For the indigenous peoples of the Cascadia region, First Foods (also referred to as Traditional or Cultural Foods) are plant and animal species that have long been a central part of their diets as well as culture. First Foods are species that indigenous peoples have relied on for generations for subsistence, medicines, and cultural ceremonies. These foods are often specific to particular lands – lands where generation after generation has precisely identified gathering and hunting sites, learned where and how to find the plants and animals they need for a healthy diet, spiritual and physical well-being through ceremonies and medicine, and tools and ornaments for ceremonies and their everyday lives. For many First Nations and Tribes, treaty rights often provide access to first foods and traditional foods in areas they would otherwise not be allowed to hunt, fish, or gather.
First Foods are an integral part of Indigenous Knowledge, which refers to holistic, evolving practices and beliefs about the interconnections and relationships between people and the environment. Indigenous Knowledge (also known as Traditional Knowledge or Traditional Ecological Knowledge) is passed down from generation to generation, adapting slowly over time based on local, generational, and spiritual changes. It includes knowledge key to the tribe’s subsistence over generations, specific to their historical land, as indigenous people’s have observed and learned animal migration and spawning patterns and how to hunt them, the seasons and gathering spots where berries are most abundant, and where to find life-saving medicinal plants and how to use them.
Because Indigenous Knowledge and First Foods are based on an accumulation of place-based practices and knowledge developed and adapted over generations, the impacts from a rapidly changing region are significant.
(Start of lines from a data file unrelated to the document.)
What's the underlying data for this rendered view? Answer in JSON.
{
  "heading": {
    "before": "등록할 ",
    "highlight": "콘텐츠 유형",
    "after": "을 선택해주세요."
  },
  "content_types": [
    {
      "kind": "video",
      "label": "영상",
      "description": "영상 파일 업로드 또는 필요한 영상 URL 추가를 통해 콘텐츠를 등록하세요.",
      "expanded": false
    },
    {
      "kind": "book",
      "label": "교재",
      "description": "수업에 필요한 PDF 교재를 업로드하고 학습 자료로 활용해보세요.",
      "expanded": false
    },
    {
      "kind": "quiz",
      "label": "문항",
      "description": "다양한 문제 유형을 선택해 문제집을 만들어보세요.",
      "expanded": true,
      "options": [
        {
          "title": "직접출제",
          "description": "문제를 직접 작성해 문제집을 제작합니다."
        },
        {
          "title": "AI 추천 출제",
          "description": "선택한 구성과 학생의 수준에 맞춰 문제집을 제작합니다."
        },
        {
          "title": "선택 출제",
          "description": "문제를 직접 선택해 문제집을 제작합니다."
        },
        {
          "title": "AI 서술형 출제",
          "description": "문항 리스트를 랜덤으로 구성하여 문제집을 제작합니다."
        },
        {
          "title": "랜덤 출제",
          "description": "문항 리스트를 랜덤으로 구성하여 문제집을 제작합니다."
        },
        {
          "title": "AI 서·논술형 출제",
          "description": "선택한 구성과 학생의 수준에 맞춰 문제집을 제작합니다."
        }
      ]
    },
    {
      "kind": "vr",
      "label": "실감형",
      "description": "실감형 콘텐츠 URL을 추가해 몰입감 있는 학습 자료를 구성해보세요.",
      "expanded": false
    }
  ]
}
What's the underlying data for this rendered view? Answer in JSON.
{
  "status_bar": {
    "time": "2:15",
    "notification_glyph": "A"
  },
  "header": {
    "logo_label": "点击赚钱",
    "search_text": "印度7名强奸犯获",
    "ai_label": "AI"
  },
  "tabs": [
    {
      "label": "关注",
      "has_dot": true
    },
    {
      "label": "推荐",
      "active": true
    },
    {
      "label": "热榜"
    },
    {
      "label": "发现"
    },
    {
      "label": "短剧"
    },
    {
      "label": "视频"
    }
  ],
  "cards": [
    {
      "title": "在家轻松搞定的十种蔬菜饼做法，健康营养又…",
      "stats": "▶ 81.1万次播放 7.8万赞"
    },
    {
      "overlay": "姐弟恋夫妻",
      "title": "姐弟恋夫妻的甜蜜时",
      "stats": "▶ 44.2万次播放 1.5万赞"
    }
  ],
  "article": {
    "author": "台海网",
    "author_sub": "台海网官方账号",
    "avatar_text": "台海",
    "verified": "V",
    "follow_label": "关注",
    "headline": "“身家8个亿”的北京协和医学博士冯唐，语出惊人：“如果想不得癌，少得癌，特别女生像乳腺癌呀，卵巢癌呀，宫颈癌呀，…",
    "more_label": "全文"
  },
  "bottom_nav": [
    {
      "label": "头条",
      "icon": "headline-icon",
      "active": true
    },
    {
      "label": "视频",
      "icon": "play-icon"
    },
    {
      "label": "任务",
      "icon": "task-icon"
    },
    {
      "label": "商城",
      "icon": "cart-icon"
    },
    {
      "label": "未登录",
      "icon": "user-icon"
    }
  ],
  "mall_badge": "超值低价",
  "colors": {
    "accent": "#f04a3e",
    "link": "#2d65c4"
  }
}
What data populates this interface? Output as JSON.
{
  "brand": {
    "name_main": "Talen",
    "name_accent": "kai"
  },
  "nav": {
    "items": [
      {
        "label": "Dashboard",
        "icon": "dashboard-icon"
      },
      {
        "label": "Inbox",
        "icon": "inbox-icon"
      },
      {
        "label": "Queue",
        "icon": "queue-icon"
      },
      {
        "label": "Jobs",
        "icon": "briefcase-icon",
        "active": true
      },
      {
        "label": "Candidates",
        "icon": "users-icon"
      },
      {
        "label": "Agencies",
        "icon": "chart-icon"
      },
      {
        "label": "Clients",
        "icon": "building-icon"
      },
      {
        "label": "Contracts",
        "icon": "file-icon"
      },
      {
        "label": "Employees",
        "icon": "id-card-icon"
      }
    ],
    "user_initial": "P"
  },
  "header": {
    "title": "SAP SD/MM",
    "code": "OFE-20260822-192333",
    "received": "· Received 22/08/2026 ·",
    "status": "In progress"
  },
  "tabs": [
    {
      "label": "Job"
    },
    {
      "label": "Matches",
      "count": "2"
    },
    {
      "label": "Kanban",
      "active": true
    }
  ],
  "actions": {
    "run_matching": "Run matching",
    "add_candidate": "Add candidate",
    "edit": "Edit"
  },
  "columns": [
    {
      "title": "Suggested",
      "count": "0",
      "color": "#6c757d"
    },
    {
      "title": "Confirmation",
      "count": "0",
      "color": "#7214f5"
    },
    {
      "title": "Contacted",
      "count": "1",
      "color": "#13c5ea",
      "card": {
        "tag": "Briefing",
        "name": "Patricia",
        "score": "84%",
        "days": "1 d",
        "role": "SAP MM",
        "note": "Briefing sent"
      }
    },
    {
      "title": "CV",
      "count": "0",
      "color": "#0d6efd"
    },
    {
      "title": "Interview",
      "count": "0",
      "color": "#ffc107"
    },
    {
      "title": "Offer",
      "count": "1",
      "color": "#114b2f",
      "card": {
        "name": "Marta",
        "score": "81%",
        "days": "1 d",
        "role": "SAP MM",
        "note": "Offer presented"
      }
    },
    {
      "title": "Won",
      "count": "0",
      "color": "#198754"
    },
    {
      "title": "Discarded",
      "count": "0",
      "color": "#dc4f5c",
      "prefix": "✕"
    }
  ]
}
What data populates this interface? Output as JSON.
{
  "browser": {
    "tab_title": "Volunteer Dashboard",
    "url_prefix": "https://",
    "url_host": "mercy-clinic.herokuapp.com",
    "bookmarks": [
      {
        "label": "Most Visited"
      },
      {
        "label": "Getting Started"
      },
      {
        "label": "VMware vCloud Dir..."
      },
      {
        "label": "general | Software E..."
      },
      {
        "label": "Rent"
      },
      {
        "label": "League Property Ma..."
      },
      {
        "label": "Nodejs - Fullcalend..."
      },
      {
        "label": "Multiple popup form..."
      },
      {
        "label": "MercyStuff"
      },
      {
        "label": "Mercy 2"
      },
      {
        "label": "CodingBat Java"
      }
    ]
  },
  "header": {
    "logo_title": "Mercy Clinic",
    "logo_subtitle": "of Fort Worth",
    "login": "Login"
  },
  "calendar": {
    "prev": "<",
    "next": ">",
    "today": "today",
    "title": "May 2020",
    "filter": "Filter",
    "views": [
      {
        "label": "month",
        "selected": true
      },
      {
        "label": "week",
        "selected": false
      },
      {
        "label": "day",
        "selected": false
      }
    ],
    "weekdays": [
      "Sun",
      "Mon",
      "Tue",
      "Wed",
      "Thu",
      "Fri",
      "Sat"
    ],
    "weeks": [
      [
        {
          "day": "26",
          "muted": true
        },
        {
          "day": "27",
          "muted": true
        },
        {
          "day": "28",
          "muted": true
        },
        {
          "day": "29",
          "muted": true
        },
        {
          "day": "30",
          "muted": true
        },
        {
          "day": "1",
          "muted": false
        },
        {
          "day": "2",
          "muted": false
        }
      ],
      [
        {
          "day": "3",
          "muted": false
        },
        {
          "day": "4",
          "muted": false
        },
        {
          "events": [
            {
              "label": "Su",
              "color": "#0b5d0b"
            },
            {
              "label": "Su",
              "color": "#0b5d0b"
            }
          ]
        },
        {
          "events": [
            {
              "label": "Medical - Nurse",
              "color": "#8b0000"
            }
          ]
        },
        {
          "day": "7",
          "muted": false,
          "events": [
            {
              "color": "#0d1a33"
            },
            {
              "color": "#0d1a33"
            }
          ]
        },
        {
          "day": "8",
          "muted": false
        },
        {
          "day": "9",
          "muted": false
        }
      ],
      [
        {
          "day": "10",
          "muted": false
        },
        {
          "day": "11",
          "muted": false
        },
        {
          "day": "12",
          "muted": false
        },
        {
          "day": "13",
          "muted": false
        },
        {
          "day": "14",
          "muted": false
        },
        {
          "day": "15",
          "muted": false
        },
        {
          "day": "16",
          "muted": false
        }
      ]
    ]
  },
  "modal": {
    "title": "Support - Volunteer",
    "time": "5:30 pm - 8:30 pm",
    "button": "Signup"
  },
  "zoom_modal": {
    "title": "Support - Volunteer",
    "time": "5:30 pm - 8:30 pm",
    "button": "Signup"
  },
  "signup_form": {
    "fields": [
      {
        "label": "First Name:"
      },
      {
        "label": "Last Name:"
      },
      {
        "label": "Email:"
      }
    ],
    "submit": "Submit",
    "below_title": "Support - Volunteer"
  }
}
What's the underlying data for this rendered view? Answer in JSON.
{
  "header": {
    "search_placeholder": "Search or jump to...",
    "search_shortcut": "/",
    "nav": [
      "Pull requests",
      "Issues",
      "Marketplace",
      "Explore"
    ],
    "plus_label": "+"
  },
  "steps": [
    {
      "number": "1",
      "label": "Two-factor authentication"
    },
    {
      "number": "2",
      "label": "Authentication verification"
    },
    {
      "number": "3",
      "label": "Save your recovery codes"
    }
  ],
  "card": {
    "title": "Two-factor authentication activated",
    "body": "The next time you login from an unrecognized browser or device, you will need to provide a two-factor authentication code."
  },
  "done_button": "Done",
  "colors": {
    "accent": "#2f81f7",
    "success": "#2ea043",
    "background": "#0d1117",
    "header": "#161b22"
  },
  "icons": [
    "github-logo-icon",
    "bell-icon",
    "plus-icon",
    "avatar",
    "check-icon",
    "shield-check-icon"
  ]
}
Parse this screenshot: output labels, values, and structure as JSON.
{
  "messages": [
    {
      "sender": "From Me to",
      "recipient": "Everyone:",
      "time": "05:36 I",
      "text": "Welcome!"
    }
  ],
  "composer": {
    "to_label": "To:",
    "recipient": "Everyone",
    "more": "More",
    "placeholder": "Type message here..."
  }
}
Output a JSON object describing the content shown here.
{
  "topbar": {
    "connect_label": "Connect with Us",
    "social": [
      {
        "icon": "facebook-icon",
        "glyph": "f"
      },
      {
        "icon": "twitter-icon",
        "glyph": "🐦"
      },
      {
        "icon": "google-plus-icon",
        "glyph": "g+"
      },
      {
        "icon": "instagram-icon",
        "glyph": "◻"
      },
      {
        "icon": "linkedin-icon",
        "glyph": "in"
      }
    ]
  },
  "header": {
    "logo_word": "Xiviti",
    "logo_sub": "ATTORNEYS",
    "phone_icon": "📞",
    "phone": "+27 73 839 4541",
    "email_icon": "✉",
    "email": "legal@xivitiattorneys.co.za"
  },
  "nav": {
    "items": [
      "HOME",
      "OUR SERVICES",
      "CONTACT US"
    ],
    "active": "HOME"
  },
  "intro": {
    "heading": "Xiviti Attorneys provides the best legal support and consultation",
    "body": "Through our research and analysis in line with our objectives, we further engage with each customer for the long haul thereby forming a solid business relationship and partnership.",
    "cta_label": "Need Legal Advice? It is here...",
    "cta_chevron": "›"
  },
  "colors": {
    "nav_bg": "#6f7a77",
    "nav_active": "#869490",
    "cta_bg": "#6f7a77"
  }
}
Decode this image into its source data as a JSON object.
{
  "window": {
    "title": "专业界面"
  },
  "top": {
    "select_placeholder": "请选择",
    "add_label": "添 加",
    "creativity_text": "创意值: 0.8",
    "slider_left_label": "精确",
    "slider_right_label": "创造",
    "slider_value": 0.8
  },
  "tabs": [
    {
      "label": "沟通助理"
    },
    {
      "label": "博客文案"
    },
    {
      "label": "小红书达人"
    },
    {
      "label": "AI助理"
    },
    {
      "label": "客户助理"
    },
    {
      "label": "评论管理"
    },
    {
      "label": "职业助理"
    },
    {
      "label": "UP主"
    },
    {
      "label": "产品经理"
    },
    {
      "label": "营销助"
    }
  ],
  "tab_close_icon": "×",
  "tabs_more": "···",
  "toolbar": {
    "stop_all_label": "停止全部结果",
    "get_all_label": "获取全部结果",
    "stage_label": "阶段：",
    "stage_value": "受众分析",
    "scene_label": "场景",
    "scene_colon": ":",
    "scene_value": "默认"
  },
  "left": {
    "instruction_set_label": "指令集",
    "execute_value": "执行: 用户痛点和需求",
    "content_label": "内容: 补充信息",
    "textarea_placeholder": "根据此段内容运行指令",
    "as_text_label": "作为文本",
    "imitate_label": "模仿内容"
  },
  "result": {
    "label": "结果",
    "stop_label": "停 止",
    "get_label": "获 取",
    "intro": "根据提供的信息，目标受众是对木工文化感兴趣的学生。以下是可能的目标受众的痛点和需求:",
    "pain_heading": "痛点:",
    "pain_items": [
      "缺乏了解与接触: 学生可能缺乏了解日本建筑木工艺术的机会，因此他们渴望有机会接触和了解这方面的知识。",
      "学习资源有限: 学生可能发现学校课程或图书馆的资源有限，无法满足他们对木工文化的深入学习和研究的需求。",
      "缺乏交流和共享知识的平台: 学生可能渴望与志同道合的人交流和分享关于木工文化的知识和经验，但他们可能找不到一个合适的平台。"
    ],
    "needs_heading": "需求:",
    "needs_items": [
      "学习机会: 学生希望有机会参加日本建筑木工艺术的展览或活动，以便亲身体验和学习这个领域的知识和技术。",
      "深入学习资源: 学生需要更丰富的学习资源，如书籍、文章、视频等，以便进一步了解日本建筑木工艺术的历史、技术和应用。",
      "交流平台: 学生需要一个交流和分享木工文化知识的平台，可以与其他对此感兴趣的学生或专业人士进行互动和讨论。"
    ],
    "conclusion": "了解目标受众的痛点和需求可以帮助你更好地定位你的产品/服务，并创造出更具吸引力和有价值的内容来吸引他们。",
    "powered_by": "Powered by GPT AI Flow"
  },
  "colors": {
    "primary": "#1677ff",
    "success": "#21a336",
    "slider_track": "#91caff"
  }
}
In general some key threats to First Foods and traditional gathering sites include invasive species, land conversion, pollution, changes in access, and range shifts due to a changing climate. Specific threats are best understood when looking at a particular species of importance. Some species are common traditional foods to many tribes and First Nations across the region such as water, salmon, wild game (such as deer), roots, and berries (such as huckleberry). While some species are unique to people with histories and connection to a particular place.
The Cascadia Partner Forum recognizes the importance of First Foods to our region, and aims to use this webpage to link relevant information and resources on this topic. Additionally we aim to work with our partners in First Nations, Tribes, and research to support discussions and analyses to increase our understanding of the impacts of climate on regionally important and common First Foods while also identifying the integration of First Foods with our other priority issues.
First Food Resources
- NW Indian College Traditional Plants and Foods program information and resources
- Burke Museum’s – Salish Bounty: Traditional Native Founds of Puget Sound. Webpage includes information and sound recordings of local tribal members and experts discussing the traditions, special preparations, and greater meaning of food in their culture.
- First Foods and Climate Change (resource page by Northern Arizona University)
- First Nations Traditional Foods Fact Sheets by First Nations Health Authority for British Columbia.
- Session summary document: Native Food Plants of the Northwest: Ecology, Culture and Management in a Changing World Special Session, March 29, 2018, Northwest Scientific Association, Olympia, WA (PDF)
- Poster: How does climate influence berry-and nut-producing native Northwestern shrubs? Leslie C. Brodie, Janet Prevéy, Connie Harrington, USFS Pacific Northwest Research Station (PDF)
- Presentation: First Foods and Traditional Knowledge USET-ATNI Climate Change Workshop. Don Sampson, ATNI Climate Change Project Director (acknowledgement of Columbia River Inter-tribal Fish Commission for presentation)
- TedEx Seattle Talk: Valerie Segrest, a member of Muckleshoot tribe and native foods educator tells us to listen to the salmon and cedar tree, who teach us a life of love, generosity and abundance, and to remember when we take better care of our land, we are taking better care of ourselves.
First Food stories around Cascadia: